Islam's Ideal Woman
By Imam Qaradawi
The correct Islamic behaviour required of Muslim women which keeps them from wantonly displaying their attractions is characterised by the following: (A) Lowering the Gaze Indeed, the most precious ornament of a woman is modesty, and the best expression of modesty is in the lowering of the Gaze, as Allah says: ".....And tell the believing women that they should lower their gazes.....(24:31) (B) No Intermingling Not intermingling with men in such way that their bodies come in contact or that men touch women, as happens so often today in movie theatres, university classrooms, auditoriums, buses, street cars, and the like. Ma'qal Ibn Yasar narrated that the Prophet Muhammad (Pbuh) said, "It is better for one of you to be pricked in the head with an iron pick than to touch a woman whom it is unlawful to touch." (C) Her clothing must conform to the standards laid down by the Islamic Shari'ah, which are as follows: 1. Her dress must cover her entire body with the exception of "that which is apparent," which, according to the most preferable interpretation, refers to the face and hands. 2. It must not be transparent, revealing what is underneath. The Prophet (Pbuh) has informed us that, among the dwellers of hell are such women as are clothed yet naked, seduced and being seduced. These shall not enter the Garden, nor shall (even) its fragrance reach them. Here the meaning of "clothed yet naked" is that their light, thin, transparent garments do not conceal what is underneath.
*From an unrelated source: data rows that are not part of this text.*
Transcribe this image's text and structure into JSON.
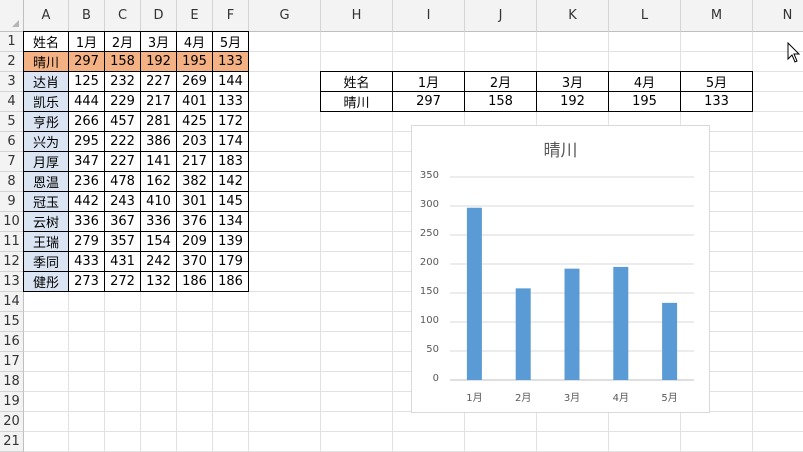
{
  "sheet": {
    "columns": [
      "A",
      "B",
      "C",
      "D",
      "E",
      "F",
      "G",
      "H",
      "I",
      "J",
      "K",
      "L",
      "M",
      "N"
    ],
    "row_numbers": [
      "1",
      "2",
      "3",
      "4",
      "5",
      "6",
      "7",
      "8",
      "9",
      "10",
      "11",
      "12",
      "13",
      "14",
      "15",
      "16",
      "17",
      "18",
      "19",
      "20",
      "21"
    ],
    "header": [
      "姓名",
      "1月",
      "2月",
      "3月",
      "4月",
      "5月"
    ],
    "rows": [
      [
        "晴川",
        "297",
        "158",
        "192",
        "195",
        "133"
      ],
      [
        "达肖",
        "125",
        "232",
        "227",
        "269",
        "144"
      ],
      [
        "凯乐",
        "444",
        "229",
        "217",
        "401",
        "133"
      ],
      [
        "亨彤",
        "266",
        "457",
        "281",
        "425",
        "172"
      ],
      [
        "兴为",
        "295",
        "222",
        "386",
        "203",
        "174"
      ],
      [
        "月厚",
        "347",
        "227",
        "141",
        "217",
        "183"
      ],
      [
        "恩温",
        "236",
        "478",
        "162",
        "382",
        "142"
      ],
      [
        "冠玉",
        "442",
        "243",
        "410",
        "301",
        "145"
      ],
      [
        "云树",
        "336",
        "367",
        "336",
        "376",
        "134"
      ],
      [
        "王瑞",
        "279",
        "357",
        "154",
        "209",
        "139"
      ],
      [
        "季同",
        "433",
        "431",
        "242",
        "370",
        "179"
      ],
      [
        "健彤",
        "273",
        "272",
        "132",
        "186",
        "186"
      ]
    ]
  },
  "lookup": {
    "header": [
      "姓名",
      "1月",
      "2月",
      "3月",
      "4月",
      "5月"
    ],
    "row": [
      "晴川",
      "297",
      "158",
      "192",
      "195",
      "133"
    ]
  },
  "colors": {
    "highlight": "#f4b183",
    "name_fill": "#dbe4f2",
    "bar": "#5b9bd5"
  },
  "chart_data": {
    "type": "bar",
    "title": "晴川",
    "categories": [
      "1月",
      "2月",
      "3月",
      "4月",
      "5月"
    ],
    "values": [
      297,
      158,
      192,
      195,
      133
    ],
    "ylim": [
      0,
      350
    ],
    "yticks": [
      0,
      50,
      100,
      150,
      200,
      250,
      300,
      350
    ],
    "grid": true
  }
}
Once some women of Bani Tamim, who were clad in transparent clothes, came to see Hazrat Aisha (ra) and she remarked, "If you are Believers, these are not the clothes which befit believing women." On another occasion, when a bride wearing a sheer and transparent head-covering was brought into her presence, she commented, "A woman who dresses like this does not believe in Surah al-Nur." (Surah 24, which together with Surah 33 (al-Ahzab) contains many injunctions concerning purity and propriety, man-woman relations, and dress. (Trans.) 3. Her dress must not be too tight so as to define the contours of her body even though it may not be transparent. This describes many of the styles of clothing current in the sensuous, materialistic civilisation of the Western world, whose fashion designers compete with one another in devising clothing for women which tantalisingly emphasises the bustline, waist, and hips, etc., in order to elicit the lustful admiration of men. Women who wear such clothes likewise fall under the definition of "clothed yet naked," since such a dress is often more provocative than one which is transparent. 4. She must not wear clothes which are specially for men, such as trousers in our time. The Prophet (Pbuh) cursed women who try to resemble men and men who resemble women, and prohibited women from wearing men's clothing and vice-versa. 5. In her choice of clothing a Muslim woman should not imitate non-Muslims, whether they are Jews, Christians, or pagans, for Islam disapproves of conformity to non-Islamic modes and desires its followers to develop their own distinctive characteristics in appearance, as well as in beliefs and attitudes. This is why Muslims have been asked to be different from non-Muslims in many ways, and why the Prophet (Pbuh) has said, "Whoever imitates a people is one of them." (D) The Muslims woman walks and talks in a dignified and business-like manner, avoiding flirtatiousness in her facial expressions and movements. Flirting and seductive behaviour are characteristics of women with immoral motives, not of Muslims. Allah says; " Then do not be too pleasant of speech, lest one in whose heart there is a disease should feel desire (for you).....(33:32) (Pbuh) She does not draw men's attention to her concealed adornment by the use of perfume or by jingling or toying with her ornaments or other such things. Allah says: "They should not strike their feet in order to make known what they hide of their adornment....." (24:31) The women of the time of Jahiliyyah used to stamp their feet when they passed by men so that the jingling of their ankle-bracelets might be heard. The Qur'an forbade this, both because it might tempt a lecherous man to pursue her and also because it demonstrates the evil intention of the woman in attempting to draw the attention of men to herself. Similar is the Islamic ruling concerning the use of fragrant perfumes, since here again the intention is to attract men by exciting their desire. A Hadith states, "The woman who perfumes herself and passes through a gathering is an adulteress." Islam does not require, as some people claim, a woman to remain confined to her house until death takes her out to her grave. On the contrary, she may go out for namaz, for her studies, and for her other lawful needs, both religious and secular, as was customary among the women of the families of the Prophet's Companions and the women of later generations. Moreover, this early period of Islam is considered by all Muslims to be the best and most exemplary period in the history of Islam. Among the women of this time were those who took part in battles in the company of the Prophet (Pbuh) himself, and after that under the caliphs and their commanders. The Messenger of Allah (Pbuh) told his wife Saudah, "Allah has permitted you to go out for your needs." He also said, "If someone's wife asks his permission to go to the mosque, he should not deny it to her." (Reported by al-Bukhari, on the authority of Aisha and Umar respectively). On another occasion he said, "Do not prevent the bond-maids of Allah from (going to) Allah's mosques." (Reported by Muslim).